For example, for cities like Moscow, St Petersburg, and Kazan the most important feature is comfort for passengers. As a result these cities are more likely to invest in services such as onboard Wi-Fi, advanced passenger information, and multiple section vehicles which will enable a straightforward increase in passenger capacity. In contrast in smaller cities and regions, the priority is reducing costs in order to maximise investment, leading to the procurement of functional but cheaper vehicles that are simple to maintain.
One of the problems faced by manufacturers is fulfilling the needs of these bespoke clients which will only place small orders. Given Russia's extreme climate it is essential that each city's needs are considered individually, making it difficult to purchase off-the-shelf products. For the larger manufacturers, which have aligned their resources in the expectation of completing larger orders, it is difficult to fulfil these clients' needs. As a result smaller suppliers still have a big part to play within the Russian rolling stock supply market by delivering orders that make little economic sense for bigger players.
While the share of new rolling stock produced outside of Russia currently only stands at 1.8%, sustained demand means that international suppliers are set to increase their share of the market. For example, Pesa, Poland, in cooperation with the Russian company Uralvagonzavod supplied 120 three-section Fokstrot LRVs to Moscow in 2014-15, while Alstom is set to begin delivery of 100% low-floor Citadis LRVs to St Petersburg and Rostov-on-Don in the near future. Stadler is also planning to enter the Russian market with LRVs built at its plant in Minsk, Belarus.
However, with a policy of import substitution now active and localisation requirements sometimes stipulating that more than 70% of a product is produced domestically, as was the case for a tender for new metro trains for Moscow in 2014, international companies are more likely to succeed by establishing partnerships with Russian companies and establish manufacturing sites in Russia. Alstom's tie up with Transmashholding and Siemens with Sinara is testament to this situation.
With the current focus on renewing rolling stock fleets due to financial constraints limiting network investment, policymakers are exploring means to reinvigorate new line construction.
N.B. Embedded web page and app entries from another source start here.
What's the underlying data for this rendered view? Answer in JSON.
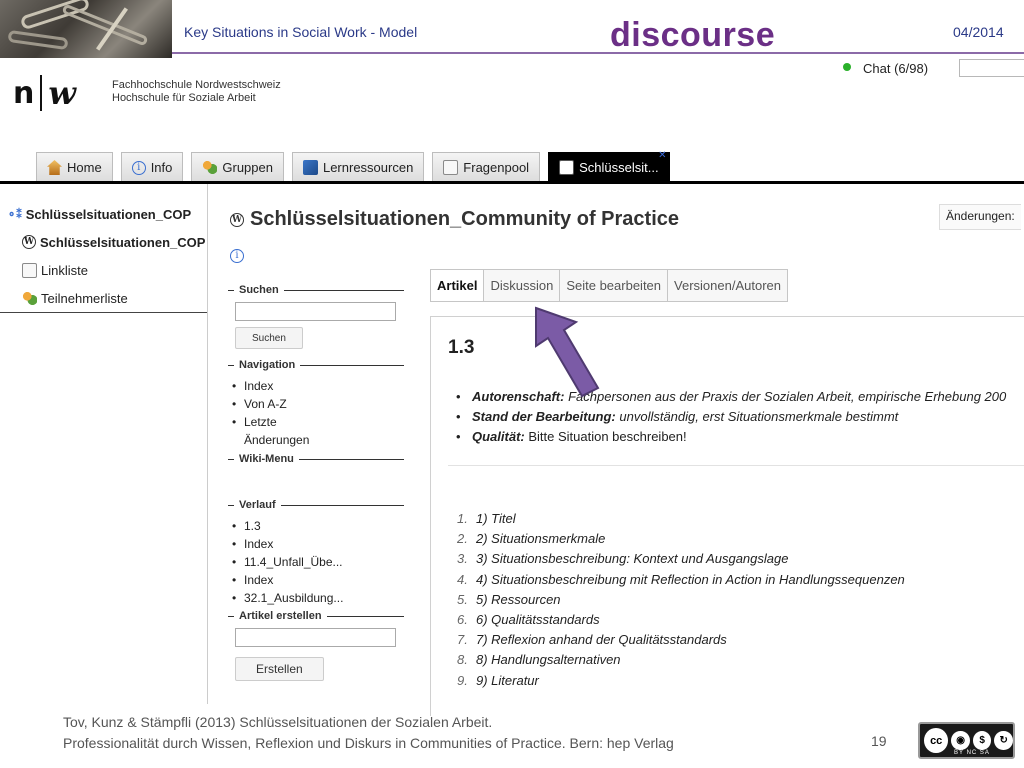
{
  "slide": {
    "title": "Key Situations in Social Work - Model",
    "brand": "discourse",
    "date": "04/2014",
    "page_number": "19",
    "footer_line1": "Tov, Kunz & Stämpfli (2013)  Schlüsselsituationen der Sozialen Arbeit.",
    "footer_line2": "Professionalität durch Wissen, Reflexion und Diskurs  in Communities of Practice. Bern: hep Verlag",
    "license_icons": [
      "cc",
      "by",
      "nc",
      "sa"
    ],
    "license_labels": "BY  NC  SA"
  },
  "header": {
    "logo_letters_left": "n",
    "logo_letters_right": "w",
    "org_line1": "Fachhochschule Nordwestschweiz",
    "org_line2": "Hochschule für Soziale Arbeit",
    "chat_label": "Chat (6/98)",
    "chat_status_color": "#2ab02a"
  },
  "tabs": [
    {
      "label": "Home",
      "icon": "home-icon"
    },
    {
      "label": "Info",
      "icon": "info-icon"
    },
    {
      "label": "Gruppen",
      "icon": "group-icon"
    },
    {
      "label": "Lernressourcen",
      "icon": "book-icon"
    },
    {
      "label": "Fragenpool",
      "icon": "document-icon"
    },
    {
      "label": "Schlüsselsit...",
      "icon": "wiki-icon",
      "active": true
    }
  ],
  "leftnav": [
    {
      "label": "Schlüsselsituationen_COP",
      "icon": "tree-icon"
    },
    {
      "label": "Schlüsselsituationen_COP",
      "icon": "wiki-icon"
    },
    {
      "label": "Linkliste",
      "icon": "document-icon"
    },
    {
      "label": "Teilnehmerliste",
      "icon": "group-icon"
    }
  ],
  "page": {
    "title": "Schlüsselsituationen_Community of Practice",
    "changes_label": "Änderungen:"
  },
  "wiki_sidebar": {
    "search_heading": "Suchen",
    "search_button": "Suchen",
    "navigation_heading": "Navigation",
    "navigation_items": [
      "Index",
      "Von A-Z",
      "Letzte Änderungen"
    ],
    "wiki_menu_heading": "Wiki-Menu",
    "history_heading": "Verlauf",
    "history_items": [
      "1.3",
      "Index",
      "11.4_Unfall_Übe...",
      "Index",
      "32.1_Ausbildung..."
    ],
    "create_heading": "Artikel erstellen",
    "create_button": "Erstellen"
  },
  "article_tabs": [
    "Artikel",
    "Diskussion",
    "Seite bearbeiten",
    "Versionen/Autoren"
  ],
  "article": {
    "heading": "1.3",
    "meta": [
      {
        "label": "Autorenschaft:",
        "value": "Fachpersonen aus der Praxis der Sozialen Arbeit, empirische Erhebung 200"
      },
      {
        "label": "Stand der Bearbeitung:",
        "value": "unvollständig, erst Situationsmerkmale bestimmt"
      },
      {
        "label": "Qualität:",
        "value": "Bitte Situation beschreiben!"
      }
    ],
    "toc": [
      {
        "num": "1.",
        "text": "1) Titel"
      },
      {
        "num": "2.",
        "text": "2) Situationsmerkmale"
      },
      {
        "num": "3.",
        "text": "3) Situationsbeschreibung: Kontext und Ausgangslage"
      },
      {
        "num": "4.",
        "text": "4) Situationsbeschreibung mit Reflection in Action in Handlungssequenzen"
      },
      {
        "num": "5.",
        "text": "5) Ressourcen"
      },
      {
        "num": "6.",
        "text": "6) Qualitätsstandards"
      },
      {
        "num": "7.",
        "text": "7) Reflexion anhand der Qualitätsstandards"
      },
      {
        "num": "8.",
        "text": "8) Handlungsalternativen"
      },
      {
        "num": "9.",
        "text": "9) Literatur"
      }
    ]
  },
  "annotation_arrow_color": "#7b5ba6"
}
Public-private partnership concession agreements are considered a solution to this funding shortfall and the Russian State Duma approved a law in July permitting their use for light rail projects. Specifically, the law states that the private sector will be able to build lines and supply rolling stock in exchange for operating services for a definitive period.
This ruling should encourage greater private involvement in the light rail sector and could deliver an improved level of service in cities across Russia. It is certainly a positive development given the economic floundering of recent times. And given prospective demand for urban transport services, it is unlikely that recent negative economic trends will continue. Russian cities are clearly interested in acquiring new low-floor LRVs to serve their current and future needs, which even with localisation restrictions in place, will stimulate the market in the years to come.